Work instruction: For this task, output every entry below exactly and omit the pictures.

Entries provided:
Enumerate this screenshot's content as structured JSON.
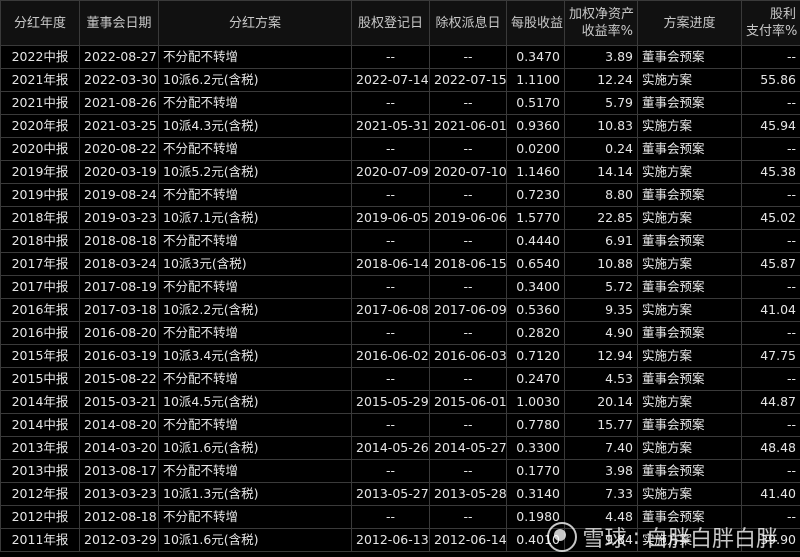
{
  "table": {
    "headers": [
      "分红年度",
      "董事会日期",
      "分红方案",
      "股权登记日",
      "除权派息日",
      "每股收益",
      "加权净资产\n收益率%",
      "方案进度",
      "股利\n支付率%"
    ],
    "rows": [
      [
        "2022中报",
        "2022-08-27",
        "不分配不转增",
        "--",
        "--",
        "0.3470",
        "3.89",
        "董事会预案",
        "--"
      ],
      [
        "2021年报",
        "2022-03-30",
        "10派6.2元(含税)",
        "2022-07-14",
        "2022-07-15",
        "1.1100",
        "12.24",
        "实施方案",
        "55.86"
      ],
      [
        "2021中报",
        "2021-08-26",
        "不分配不转增",
        "--",
        "--",
        "0.5170",
        "5.79",
        "董事会预案",
        "--"
      ],
      [
        "2020年报",
        "2021-03-25",
        "10派4.3元(含税)",
        "2021-05-31",
        "2021-06-01",
        "0.9360",
        "10.83",
        "实施方案",
        "45.94"
      ],
      [
        "2020中报",
        "2020-08-22",
        "不分配不转增",
        "--",
        "--",
        "0.0200",
        "0.24",
        "董事会预案",
        "--"
      ],
      [
        "2019年报",
        "2020-03-19",
        "10派5.2元(含税)",
        "2020-07-09",
        "2020-07-10",
        "1.1460",
        "14.14",
        "实施方案",
        "45.38"
      ],
      [
        "2019中报",
        "2019-08-24",
        "不分配不转增",
        "--",
        "--",
        "0.7230",
        "8.80",
        "董事会预案",
        "--"
      ],
      [
        "2018年报",
        "2019-03-23",
        "10派7.1元(含税)",
        "2019-06-05",
        "2019-06-06",
        "1.5770",
        "22.85",
        "实施方案",
        "45.02"
      ],
      [
        "2018中报",
        "2018-08-18",
        "不分配不转增",
        "--",
        "--",
        "0.4440",
        "6.91",
        "董事会预案",
        "--"
      ],
      [
        "2017年报",
        "2018-03-24",
        "10派3元(含税)",
        "2018-06-14",
        "2018-06-15",
        "0.6540",
        "10.88",
        "实施方案",
        "45.87"
      ],
      [
        "2017中报",
        "2017-08-19",
        "不分配不转增",
        "--",
        "--",
        "0.3400",
        "5.72",
        "董事会预案",
        "--"
      ],
      [
        "2016年报",
        "2017-03-18",
        "10派2.2元(含税)",
        "2017-06-08",
        "2017-06-09",
        "0.5360",
        "9.35",
        "实施方案",
        "41.04"
      ],
      [
        "2016中报",
        "2016-08-20",
        "不分配不转增",
        "--",
        "--",
        "0.2820",
        "4.90",
        "董事会预案",
        "--"
      ],
      [
        "2015年报",
        "2016-03-19",
        "10派3.4元(含税)",
        "2016-06-02",
        "2016-06-03",
        "0.7120",
        "12.94",
        "实施方案",
        "47.75"
      ],
      [
        "2015中报",
        "2015-08-22",
        "不分配不转增",
        "--",
        "--",
        "0.2470",
        "4.53",
        "董事会预案",
        "--"
      ],
      [
        "2014年报",
        "2015-03-21",
        "10派4.5元(含税)",
        "2015-05-29",
        "2015-06-01",
        "1.0030",
        "20.14",
        "实施方案",
        "44.87"
      ],
      [
        "2014中报",
        "2014-08-20",
        "不分配不转增",
        "--",
        "--",
        "0.7780",
        "15.77",
        "董事会预案",
        "--"
      ],
      [
        "2013年报",
        "2014-03-20",
        "10派1.6元(含税)",
        "2014-05-26",
        "2014-05-27",
        "0.3300",
        "7.40",
        "实施方案",
        "48.48"
      ],
      [
        "2013中报",
        "2013-08-17",
        "不分配不转增",
        "--",
        "--",
        "0.1770",
        "3.98",
        "董事会预案",
        "--"
      ],
      [
        "2012年报",
        "2013-03-23",
        "10派1.3元(含税)",
        "2013-05-27",
        "2013-05-28",
        "0.3140",
        "7.33",
        "实施方案",
        "41.40"
      ],
      [
        "2012中报",
        "2012-08-18",
        "不分配不转增",
        "--",
        "--",
        "0.1980",
        "4.48",
        "董事会预案",
        "--"
      ],
      [
        "2011年报",
        "2012-03-29",
        "10派1.6元(含税)",
        "2012-06-13",
        "2012-06-14",
        "0.4010",
        "9.84",
        "实施方案",
        "39.90"
      ]
    ]
  },
  "watermark": {
    "brand": "雪球",
    "author": "白胖白胖白胖"
  },
  "colors": {
    "background": "#000000",
    "text": "#e6e6e6",
    "border": "#3a3a3a"
  }
}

Answer to this exercise:
Enumerate this screenshot's content as structured JSON.
{
  "table": {
    "headers": [
      "分红年度",
      "董事会日期",
      "分红方案",
      "股权登记日",
      "除权派息日",
      "每股收益",
      "加权净资产\n收益率%",
      "方案进度",
      "股利\n支付率%"
    ],
    "rows": [
      [
        "2022中报",
        "2022-08-27",
        "不分配不转增",
        "--",
        "--",
        "0.3470",
        "3.89",
        "董事会预案",
        "--"
      ],
      [
        "2021年报",
        "2022-03-30",
        "10派6.2元(含税)",
        "2022-07-14",
        "2022-07-15",
        "1.1100",
        "12.24",
        "实施方案",
        "55.86"
      ],
      [
        "2021中报",
        "2021-08-26",
        "不分配不转增",
        "--",
        "--",
        "0.5170",
        "5.79",
        "董事会预案",
        "--"
      ],
      [
        "2020年报",
        "2021-03-25",
        "10派4.3元(含税)",
        "2021-05-31",
        "2021-06-01",
        "0.9360",
        "10.83",
        "实施方案",
        "45.94"
      ],
      [
        "2020中报",
        "2020-08-22",
        "不分配不转增",
        "--",
        "--",
        "0.0200",
        "0.24",
        "董事会预案",
        "--"
      ],
      [
        "2019年报",
        "2020-03-19",
        "10派5.2元(含税)",
        "2020-07-09",
        "2020-07-10",
        "1.1460",
        "14.14",
        "实施方案",
        "45.38"
      ],
      [
        "2019中报",
        "2019-08-24",
        "不分配不转增",
        "--",
        "--",
        "0.7230",
        "8.80",
        "董事会预案",
        "--"
      ],
      [
        "2018年报",
        "2019-03-23",
        "10派7.1元(含税)",
        "2019-06-05",
        "2019-06-06",
        "1.5770",
        "22.85",
        "实施方案",
        "45.02"
      ],
      [
        "2018中报",
        "2018-08-18",
        "不分配不转增",
        "--",
        "--",
        "0.4440",
        "6.91",
        "董事会预案",
        "--"
      ],
      [
        "2017年报",
        "2018-03-24",
        "10派3元(含税)",
        "2018-06-14",
        "2018-06-15",
        "0.6540",
        "10.88",
        "实施方案",
        "45.87"
      ],
      [
        "2017中报",
        "2017-08-19",
        "不分配不转增",
        "--",
        "--",
        "0.3400",
        "5.72",
        "董事会预案",
        "--"
      ],
      [
        "2016年报",
        "2017-03-18",
        "10派2.2元(含税)",
        "2017-06-08",
        "2017-06-09",
        "0.5360",
        "9.35",
        "实施方案",
        "41.04"
      ],
      [
        "2016中报",
        "2016-08-20",
        "不分配不转增",
        "--",
        "--",
        "0.2820",
        "4.90",
        "董事会预案",
        "--"
      ],
      [
        "2015年报",
        "2016-03-19",
        "10派3.4元(含税)",
        "2016-06-02",
        "2016-06-03",
        "0.7120",
        "12.94",
        "实施方案",
        "47.75"
      ],
      [
        "2015中报",
        "2015-08-22",
        "不分配不转增",
        "--",
        "--",
        "0.2470",
        "4.53",
        "董事会预案",
        "--"
      ],
      [
        "2014年报",
        "2015-03-21",
        "10派4.5元(含税)",
        "2015-05-29",
        "2015-06-01",
        "1.0030",
        "20.14",
        "实施方案",
        "44.87"
      ],
      [
        "2014中报",
        "2014-08-20",
        "不分配不转增",
        "--",
        "--",
        "0.7780",
        "15.77",
        "董事会预案",
        "--"
      ],
      [
        "2013年报",
        "2014-03-20",
        "10派1.6元(含税)",
        "2014-05-26",
        "2014-05-27",
        "0.3300",
        "7.40",
        "实施方案",
        "48.48"
      ],
      [
        "2013中报",
        "2013-08-17",
        "不分配不转增",
        "--",
        "--",
        "0.1770",
        "3.98",
        "董事会预案",
        "--"
      ],
      [
        "2012年报",
        "2013-03-23",
        "10派1.3元(含税)",
        "2013-05-27",
        "2013-05-28",
        "0.3140",
        "7.33",
        "实施方案",
        "41.40"
      ],
      [
        "2012中报",
        "2012-08-18",
        "不分配不转增",
        "--",
        "--",
        "0.1980",
        "4.48",
        "董事会预案",
        "--"
      ],
      [
        "2011年报",
        "2012-03-29",
        "10派1.6元(含税)",
        "2012-06-13",
        "2012-06-14",
        "0.4010",
        "9.84",
        "实施方案",
        "39.90"
      ]
    ]
  },
  "watermark": {
    "brand": "雪球",
    "author": "白胖白胖白胖"
  },
  "colors": {
    "background": "#000000",
    "text": "#e6e6e6",
    "border": "#3a3a3a"
  }
}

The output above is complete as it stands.